One of the most promising polymers for medical applications is one of the oldest known materials to man: silk, which was used in ancient China and Europe.
In a study published this summer in the Proceedings of the National Academy of Sciences, researchers at Tufts University report a method to maintain the potency of vaccines and other drugs that otherwise require refrigeration for months and possibly years at temperatures above 110ºF, by stabilizing them in a silk protein made from silkworm cocoons.
Late last year the Tufts group announced development of a silk-based microneedle system able to deliver precise amounts of drugs over time also without need for refrigeration.
Last spring, they demonstrated the first all-polymeric bone scaffold material that is fully biodegradable and capable of providing mechanical support during repair. The approach uses micron-sized silk fibers to reinforce a silk matrix, similar to the way steel rebar reinforces concrete. The goal is to improve the way bones and other tissues are repaired.
Professor David Kaplan, who has been leading the silk research at Tufts, says: “Silk protein has a unique structure and chemistry that makes it strong, resistant to moisture, stable at extreme temperatures and biocompatible, all of which make it very useful for stabilizing antibiotics, vaccines and other drugs. The fact that we can also make silk into microneedles to deliver a vaccine is an enormous added advantage that can potentially provide a lot of useful solutions to stabilization, distribution and delivery.”
Asked how he first became interested in silk as a medical engineering material. Kaplan told Plastics Today: “Over 20 years ago, I read an article about the mechanical properties of spider webs and was excited to learn more.”
Sources of the silk used in the Tufts studies varies.
“We either use textile silk and purify this for our studies, or we use genetic engineering approaches to generate variants of silk sequences to study.” Silk material obtained from the textile industry is generic, but the Tufts group can develop special features with its own spider silks.
A special manufacturing system was developed for the bone scaffold material. Alkali chemicals were used to break down complex molecules into building blocks, greatly reducing the time and cost of making microfibers in a variety of sizes.
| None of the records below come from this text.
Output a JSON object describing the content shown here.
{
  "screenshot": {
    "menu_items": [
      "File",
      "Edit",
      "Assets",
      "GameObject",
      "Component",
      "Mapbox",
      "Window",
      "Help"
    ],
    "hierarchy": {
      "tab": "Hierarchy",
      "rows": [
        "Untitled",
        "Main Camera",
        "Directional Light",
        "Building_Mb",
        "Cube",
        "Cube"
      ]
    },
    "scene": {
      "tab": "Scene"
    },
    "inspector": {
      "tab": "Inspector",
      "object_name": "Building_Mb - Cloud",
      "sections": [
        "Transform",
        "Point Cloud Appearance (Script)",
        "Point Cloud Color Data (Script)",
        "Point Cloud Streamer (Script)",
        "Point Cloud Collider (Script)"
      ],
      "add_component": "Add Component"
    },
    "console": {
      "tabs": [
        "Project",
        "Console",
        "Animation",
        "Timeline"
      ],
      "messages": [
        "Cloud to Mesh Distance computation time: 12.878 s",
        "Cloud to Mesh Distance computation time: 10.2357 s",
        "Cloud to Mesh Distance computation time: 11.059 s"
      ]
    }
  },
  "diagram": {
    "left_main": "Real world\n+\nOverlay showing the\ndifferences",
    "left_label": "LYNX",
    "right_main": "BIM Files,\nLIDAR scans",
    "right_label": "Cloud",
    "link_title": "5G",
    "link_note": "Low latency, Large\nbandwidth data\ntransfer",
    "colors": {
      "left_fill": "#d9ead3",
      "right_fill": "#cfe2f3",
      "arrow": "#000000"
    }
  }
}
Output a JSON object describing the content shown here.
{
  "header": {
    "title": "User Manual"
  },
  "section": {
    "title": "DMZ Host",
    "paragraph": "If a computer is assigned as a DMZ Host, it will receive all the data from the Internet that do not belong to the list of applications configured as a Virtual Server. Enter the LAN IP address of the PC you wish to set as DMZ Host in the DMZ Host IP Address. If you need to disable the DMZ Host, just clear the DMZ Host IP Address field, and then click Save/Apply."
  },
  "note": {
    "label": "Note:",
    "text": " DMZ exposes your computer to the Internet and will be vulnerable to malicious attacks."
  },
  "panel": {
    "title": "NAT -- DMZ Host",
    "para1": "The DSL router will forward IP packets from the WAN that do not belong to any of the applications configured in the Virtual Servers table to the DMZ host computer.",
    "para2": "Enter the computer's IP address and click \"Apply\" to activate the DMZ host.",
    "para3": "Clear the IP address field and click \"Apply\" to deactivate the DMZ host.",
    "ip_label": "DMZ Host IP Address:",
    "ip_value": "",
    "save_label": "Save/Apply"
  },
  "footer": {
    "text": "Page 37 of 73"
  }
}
Microfibers from 10 to 20 µm were produced in one minute, compared with production of 100 µm plus size fibers after 12 minutes of conventional processing.
The Tufts work is not strictly an academic curiosity.
Public health authorities believe that that up to half of all global vaccines are lost due to breakdowns in the “cold chain.” Even in developed nations, loss of drug effectiveness is a serious problem for advanced pharmaceutical delivery systems such as implantable drug-coated devices.
Kaplan told Plastics Today that some of the Tufts developments have already been licensed and are now on the market, while others are in various stages of development.
Producing silk would seem more problematic than making other materials such as synthetic plastic, but Kaplan says silk textile production levels are already on a relatively large scale. “For the longer term, new modes for production are being pursued around the world as well – e.g., transgenic animals and plants as one example.”